Remembering: It Matters How We Tell the Sabbath Story



Memory and remembrance are integral to life and central to the Sabbath. The fourth commandment in Exodus calls out, “Remember the Sabbath day” (Exodus 20:8, NKJV). To remember the Sabbath in the world of the Hebrew Bible is first and foremost a sacred invitation to retell the story of slavery and deliverance, again and again, every seventh day. This is evident in the Deuteronomy version, “Remember that you were a slave in the land of Egypt” (Deuteronomy 5:15, NKJV).
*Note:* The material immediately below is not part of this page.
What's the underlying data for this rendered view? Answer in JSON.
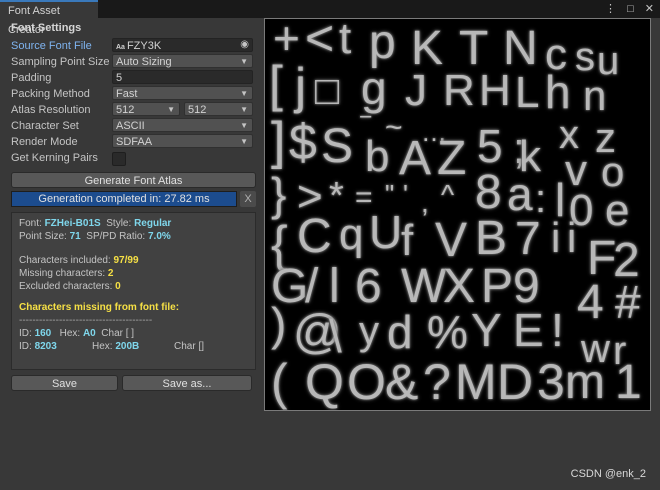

If the exodus is to be memorialized to such a great extent, then the Sabbath can become a meaning-making moment, giving language and voice to traumatized people whose memories could otherwise have left them speechless and numb. To retell the story is to actively reengage that memory, to relive the trauma, and to begin to hope that all tyranny has lost its power. In service of this hope, the Sabbath pushes us to see injustice in our world, to worry for those who cry out in hunger around us, to mourn the loss of our natural resources, and to rage against the forces of oppression and injustice that plague humanity. Such remembering then is not a question about an event of the past, but an enduring art of living in the present, a constant and active faith, a personal engagement with “eternity in disguise,” as Abraham J. Heschel describes it. Moreover, Sabbath is not a theological doctrine, but, as Pinchas H. Peli insists, Sabbath is at the very essence of the interaction between God, the world, and humanity. It is at the core of the meaning-giving component of life, and, for that reason, it is universal. It gives all of us hope that none of us is a prisoner of the past; we can all find deliverance from tyranny and enjoy a new, restful, and flourishing life.

This volume publishes selected papers on the topic of Sabbath that were presented at two scholarly societies: the 2020 conference of the Adventist Society for Religious Studies with the theme “Sabbath: Roots, Rest, and Resistance,” and the Society of Biblical Literature’s “Sabbath in Text, Tradition, and Theology” program units between 2008 and 2016. There are also a number of solicited contributions from academics who have worked on the topic of Sabbath during their careers. Together the papers highlight the breadth and depth of research and current interest in the texts and the theme of Sabbath in the Bible as well as in extra-biblical literature. The papers have been updated and organized under four sub-headings and made available for the academic readership and all those interested in current research on the topic of Sabbath.



Publication Date



Oak & Acorn Publishing


Westlake Village, CA


Biblical Studies

First Department

Theology and Christian Philosophy

Remembering: It Matters How We Tell the Sabbath Story